Repeat every entry exactly. Leave nothing out.

= = = = =

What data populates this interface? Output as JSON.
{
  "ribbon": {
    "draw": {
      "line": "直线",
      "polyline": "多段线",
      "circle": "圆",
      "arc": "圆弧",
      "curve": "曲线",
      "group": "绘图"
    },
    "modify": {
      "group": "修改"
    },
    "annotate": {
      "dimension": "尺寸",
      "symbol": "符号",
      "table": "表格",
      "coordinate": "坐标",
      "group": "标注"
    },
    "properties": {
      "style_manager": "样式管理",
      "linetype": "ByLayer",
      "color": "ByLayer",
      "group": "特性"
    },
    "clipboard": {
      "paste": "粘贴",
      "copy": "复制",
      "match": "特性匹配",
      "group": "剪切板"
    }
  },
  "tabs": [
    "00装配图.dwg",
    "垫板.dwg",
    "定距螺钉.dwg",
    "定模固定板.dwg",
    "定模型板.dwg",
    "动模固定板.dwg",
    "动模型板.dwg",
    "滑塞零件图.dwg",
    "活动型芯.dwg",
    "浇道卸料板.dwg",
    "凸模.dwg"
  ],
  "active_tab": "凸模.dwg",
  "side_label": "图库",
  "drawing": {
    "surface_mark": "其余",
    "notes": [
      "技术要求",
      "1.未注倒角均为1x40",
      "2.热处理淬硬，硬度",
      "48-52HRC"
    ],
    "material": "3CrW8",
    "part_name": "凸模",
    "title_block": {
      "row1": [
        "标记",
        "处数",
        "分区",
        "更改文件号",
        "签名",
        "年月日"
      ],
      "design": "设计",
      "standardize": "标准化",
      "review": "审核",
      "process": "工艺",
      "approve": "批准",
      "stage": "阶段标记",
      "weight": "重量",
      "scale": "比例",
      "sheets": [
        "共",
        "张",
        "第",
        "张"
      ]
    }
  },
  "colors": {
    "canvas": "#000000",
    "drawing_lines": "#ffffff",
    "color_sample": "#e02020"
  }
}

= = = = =

**EXERCISE RESULT:**
What data populates this interface? Output as JSON.
{
  "ribbon": {
    "draw": {
      "line": "直线",
      "polyline": "多段线",
      "circle": "圆",
      "arc": "圆弧",
      "curve": "曲线",
      "group": "绘图"
    },
    "modify": {
      "group": "修改"
    },
    "annotate": {
      "dimension": "尺寸",
      "symbol": "符号",
      "table": "表格",
      "coordinate": "坐标",
      "group": "标注"
    },
    "properties": {
      "style_manager": "样式管理",
      "linetype": "ByLayer",
      "color": "ByLayer",
      "group": "特性"
    },
    "clipboard": {
      "paste": "粘贴",
      "copy": "复制",
      "match": "特性匹配",
      "group": "剪切板"
    }
  },
  "tabs": [
    "00装配图.dwg",
    "垫板.dwg",
    "定距螺钉.dwg",
    "定模固定板.dwg",
    "定模型板.dwg",
    "动模固定板.dwg",
    "动模型板.dwg",
    "滑塞零件图.dwg",
    "活动型芯.dwg",
    "浇道卸料板.dwg",
    "凸模.dwg"
  ],
  "active_tab": "凸模.dwg",
  "side_label": "图库",
  "drawing": {
    "surface_mark": "其余",
    "notes": [
      "技术要求",
      "1.未注倒角均为1x40",
      "2.热处理淬硬，硬度",
      "48-52HRC"
    ],
    "material": "3CrW8",
    "part_name": "凸模",
    "title_block": {
      "row1": [
        "标记",
        "处数",
        "分区",
        "更改文件号",
        "签名",
        "年月日"
      ],
      "design": "设计",
      "standardize": "标准化",
      "review": "审核",
      "process": "工艺",
      "approve": "批准",
      "stage": "阶段标记",
      "weight": "重量",
      "scale": "比例",
      "sheets": [
        "共",
        "张",
        "第",
        "张"
      ]
    }
  },
  "colors": {
    "canvas": "#000000",
    "drawing_lines": "#ffffff",
    "color_sample": "#e02020"
  }
}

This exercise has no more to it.